### Work instruction
All entries should be output exactly as they stand.

### Component data from apps and pages
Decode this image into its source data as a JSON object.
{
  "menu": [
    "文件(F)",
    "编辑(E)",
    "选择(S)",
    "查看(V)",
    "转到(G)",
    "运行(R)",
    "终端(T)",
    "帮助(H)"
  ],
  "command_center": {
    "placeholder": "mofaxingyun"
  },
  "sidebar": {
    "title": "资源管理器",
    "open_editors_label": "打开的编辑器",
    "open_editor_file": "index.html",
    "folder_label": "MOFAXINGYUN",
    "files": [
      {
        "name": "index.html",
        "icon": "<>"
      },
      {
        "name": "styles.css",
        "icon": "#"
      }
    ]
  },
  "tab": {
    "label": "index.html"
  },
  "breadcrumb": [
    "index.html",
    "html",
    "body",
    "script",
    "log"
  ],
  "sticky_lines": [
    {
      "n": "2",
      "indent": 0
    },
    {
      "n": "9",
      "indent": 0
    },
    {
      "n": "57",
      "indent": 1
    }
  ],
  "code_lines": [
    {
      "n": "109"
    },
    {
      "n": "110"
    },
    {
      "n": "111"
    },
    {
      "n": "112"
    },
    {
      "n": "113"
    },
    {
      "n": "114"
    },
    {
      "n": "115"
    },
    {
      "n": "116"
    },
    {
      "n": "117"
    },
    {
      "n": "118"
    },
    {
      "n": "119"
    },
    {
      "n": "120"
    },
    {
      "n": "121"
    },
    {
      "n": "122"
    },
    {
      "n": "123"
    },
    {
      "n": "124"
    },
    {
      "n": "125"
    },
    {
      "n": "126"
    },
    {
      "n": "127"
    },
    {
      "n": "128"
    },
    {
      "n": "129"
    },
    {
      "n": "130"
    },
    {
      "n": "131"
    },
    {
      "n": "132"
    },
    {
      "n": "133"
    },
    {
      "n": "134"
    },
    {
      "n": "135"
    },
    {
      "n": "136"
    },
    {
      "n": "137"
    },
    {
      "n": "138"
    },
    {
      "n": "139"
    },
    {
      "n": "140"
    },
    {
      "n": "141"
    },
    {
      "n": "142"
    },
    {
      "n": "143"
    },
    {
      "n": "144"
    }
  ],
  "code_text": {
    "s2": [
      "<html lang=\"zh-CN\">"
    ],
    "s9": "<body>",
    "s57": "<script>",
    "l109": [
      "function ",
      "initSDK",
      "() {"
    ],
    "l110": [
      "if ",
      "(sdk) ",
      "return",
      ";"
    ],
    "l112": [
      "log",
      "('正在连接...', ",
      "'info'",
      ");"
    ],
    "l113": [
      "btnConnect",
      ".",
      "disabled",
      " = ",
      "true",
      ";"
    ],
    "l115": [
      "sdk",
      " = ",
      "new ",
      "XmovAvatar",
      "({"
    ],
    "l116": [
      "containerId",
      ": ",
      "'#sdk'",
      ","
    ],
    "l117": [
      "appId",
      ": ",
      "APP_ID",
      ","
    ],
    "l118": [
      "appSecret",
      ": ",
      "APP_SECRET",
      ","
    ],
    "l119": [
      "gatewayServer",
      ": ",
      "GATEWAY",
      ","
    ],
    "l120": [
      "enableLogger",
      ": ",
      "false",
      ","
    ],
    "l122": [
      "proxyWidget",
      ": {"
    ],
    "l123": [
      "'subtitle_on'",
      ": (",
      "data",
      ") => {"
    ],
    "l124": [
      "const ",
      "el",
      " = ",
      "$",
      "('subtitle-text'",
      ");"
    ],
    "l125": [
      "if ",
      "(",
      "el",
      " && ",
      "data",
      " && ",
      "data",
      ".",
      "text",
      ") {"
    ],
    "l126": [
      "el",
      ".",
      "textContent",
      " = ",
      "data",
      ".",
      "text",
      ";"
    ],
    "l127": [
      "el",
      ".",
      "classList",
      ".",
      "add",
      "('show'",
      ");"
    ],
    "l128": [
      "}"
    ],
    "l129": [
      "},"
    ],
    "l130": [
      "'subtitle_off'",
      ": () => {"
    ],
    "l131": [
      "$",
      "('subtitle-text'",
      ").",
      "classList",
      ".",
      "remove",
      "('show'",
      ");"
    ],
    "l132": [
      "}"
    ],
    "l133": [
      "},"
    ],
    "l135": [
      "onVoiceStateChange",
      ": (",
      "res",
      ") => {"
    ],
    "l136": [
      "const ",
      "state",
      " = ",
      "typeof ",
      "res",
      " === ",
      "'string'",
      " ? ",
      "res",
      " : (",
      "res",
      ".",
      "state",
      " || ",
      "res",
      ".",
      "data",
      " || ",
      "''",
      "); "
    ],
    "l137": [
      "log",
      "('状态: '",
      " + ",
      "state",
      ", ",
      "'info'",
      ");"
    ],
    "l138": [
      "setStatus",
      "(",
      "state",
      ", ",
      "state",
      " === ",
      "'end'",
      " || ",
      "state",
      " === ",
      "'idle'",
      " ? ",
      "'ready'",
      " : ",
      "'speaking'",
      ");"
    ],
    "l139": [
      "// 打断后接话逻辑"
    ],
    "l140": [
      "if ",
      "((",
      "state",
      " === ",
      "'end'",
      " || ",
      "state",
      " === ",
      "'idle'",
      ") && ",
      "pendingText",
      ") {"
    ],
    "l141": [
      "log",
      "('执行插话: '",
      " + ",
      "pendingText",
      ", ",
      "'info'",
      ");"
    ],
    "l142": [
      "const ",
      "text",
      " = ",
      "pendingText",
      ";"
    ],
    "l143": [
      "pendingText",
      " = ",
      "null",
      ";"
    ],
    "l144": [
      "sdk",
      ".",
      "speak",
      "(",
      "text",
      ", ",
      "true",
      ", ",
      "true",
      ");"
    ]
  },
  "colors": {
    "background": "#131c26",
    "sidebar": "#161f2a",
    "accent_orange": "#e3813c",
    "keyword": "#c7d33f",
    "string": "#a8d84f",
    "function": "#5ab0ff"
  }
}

### Output of the exercise
Decode this image into its source data as a JSON object.
{
  "menu": [
    "文件(F)",
    "编辑(E)",
    "选择(S)",
    "查看(V)",
    "转到(G)",
    "运行(R)",
    "终端(T)",
    "帮助(H)"
  ],
  "command_center": {
    "placeholder": "mofaxingyun"
  },
  "sidebar": {
    "title": "资源管理器",
    "open_editors_label": "打开的编辑器",
    "open_editor_file": "index.html",
    "folder_label": "MOFAXINGYUN",
    "files": [
      {
        "name": "index.html",
        "icon": "<>"
      },
      {
        "name": "styles.css",
        "icon": "#"
      }
    ]
  },
  "tab": {
    "label": "index.html"
  },
  "breadcrumb": [
    "index.html",
    "html",
    "body",
    "script",
    "log"
  ],
  "sticky_lines": [
    {
      "n": "2",
      "indent": 0
    },
    {
      "n": "9",
      "indent": 0
    },
    {
      "n": "57",
      "indent": 1
    }
  ],
  "code_lines": [
    {
      "n": "109"
    },
    {
      "n": "110"
    },
    {
      "n": "111"
    },
    {
      "n": "112"
    },
    {
      "n": "113"
    },
    {
      "n": "114"
    },
    {
      "n": "115"
    },
    {
      "n": "116"
    },
    {
      "n": "117"
    },
    {
      "n": "118"
    },
    {
      "n": "119"
    },
    {
      "n": "120"
    },
    {
      "n": "121"
    },
    {
      "n": "122"
    },
    {
      "n": "123"
    },
    {
      "n": "124"
    },
    {
      "n": "125"
    },
    {
      "n": "126"
    },
    {
      "n": "127"
    },
    {
      "n": "128"
    },
    {
      "n": "129"
    },
    {
      "n": "130"
    },
    {
      "n": "131"
    },
    {
      "n": "132"
    },
    {
      "n": "133"
    },
    {
      "n": "134"
    },
    {
      "n": "135"
    },
    {
      "n": "136"
    },
    {
      "n": "137"
    },
    {
      "n": "138"
    },
    {
      "n": "139"
    },
    {
      "n": "140"
    },
    {
      "n": "141"
    },
    {
      "n": "142"
    },
    {
      "n": "143"
    },
    {
      "n": "144"
    }
  ],
  "code_text": {
    "s2": [
      "<html lang=\"zh-CN\">"
    ],
    "s9": "<body>",
    "s57": "<script>",
    "l109": [
      "function ",
      "initSDK",
      "() {"
    ],
    "l110": [
      "if ",
      "(sdk) ",
      "return",
      ";"
    ],
    "l112": [
      "log",
      "('正在连接...', ",
      "'info'",
      ");"
    ],
    "l113": [
      "btnConnect",
      ".",
      "disabled",
      " = ",
      "true",
      ";"
    ],
    "l115": [
      "sdk",
      " = ",
      "new ",
      "XmovAvatar",
      "({"
    ],
    "l116": [
      "containerId",
      ": ",
      "'#sdk'",
      ","
    ],
    "l117": [
      "appId",
      ": ",
      "APP_ID",
      ","
    ],
    "l118": [
      "appSecret",
      ": ",
      "APP_SECRET",
      ","
    ],
    "l119": [
      "gatewayServer",
      ": ",
      "GATEWAY",
      ","
    ],
    "l120": [
      "enableLogger",
      ": ",
      "false",
      ","
    ],
    "l122": [
      "proxyWidget",
      ": {"
    ],
    "l123": [
      "'subtitle_on'",
      ": (",
      "data",
      ") => {"
    ],
    "l124": [
      "const ",
      "el",
      " = ",
      "$",
      "('subtitle-text'",
      ");"
    ],
    "l125": [
      "if ",
      "(",
      "el",
      " && ",
      "data",
      " && ",
      "data",
      ".",
      "text",
      ") {"
    ],
    "l126": [
      "el",
      ".",
      "textContent",
      " = ",
      "data",
      ".",
      "text",
      ";"
    ],
    "l127": [
      "el",
      ".",
      "classList",
      ".",
      "add",
      "('show'",
      ");"
    ],
    "l128": [
      "}"
    ],
    "l129": [
      "},"
    ],
    "l130": [
      "'subtitle_off'",
      ": () => {"
    ],
    "l131": [
      "$",
      "('subtitle-text'",
      ").",
      "classList",
      ".",
      "remove",
      "('show'",
      ");"
    ],
    "l132": [
      "}"
    ],
    "l133": [
      "},"
    ],
    "l135": [
      "onVoiceStateChange",
      ": (",
      "res",
      ") => {"
    ],
    "l136": [
      "const ",
      "state",
      " = ",
      "typeof ",
      "res",
      " === ",
      "'string'",
      " ? ",
      "res",
      " : (",
      "res",
      ".",
      "state",
      " || ",
      "res",
      ".",
      "data",
      " || ",
      "''",
      "); "
    ],
    "l137": [
      "log",
      "('状态: '",
      " + ",
      "state",
      ", ",
      "'info'",
      ");"
    ],
    "l138": [
      "setStatus",
      "(",
      "state",
      ", ",
      "state",
      " === ",
      "'end'",
      " || ",
      "state",
      " === ",
      "'idle'",
      " ? ",
      "'ready'",
      " : ",
      "'speaking'",
      ");"
    ],
    "l139": [
      "// 打断后接话逻辑"
    ],
    "l140": [
      "if ",
      "((",
      "state",
      " === ",
      "'end'",
      " || ",
      "state",
      " === ",
      "'idle'",
      ") && ",
      "pendingText",
      ") {"
    ],
    "l141": [
      "log",
      "('执行插话: '",
      " + ",
      "pendingText",
      ", ",
      "'info'",
      ");"
    ],
    "l142": [
      "const ",
      "text",
      " = ",
      "pendingText",
      ";"
    ],
    "l143": [
      "pendingText",
      " = ",
      "null",
      ";"
    ],
    "l144": [
      "sdk",
      ".",
      "speak",
      "(",
      "text",
      ", ",
      "true",
      ", ",
      "true",
      ");"
    ]
  },
  "colors": {
    "background": "#131c26",
    "sidebar": "#161f2a",
    "accent_orange": "#e3813c",
    "keyword": "#c7d33f",
    "string": "#a8d84f",
    "function": "#5ab0ff"
  }
}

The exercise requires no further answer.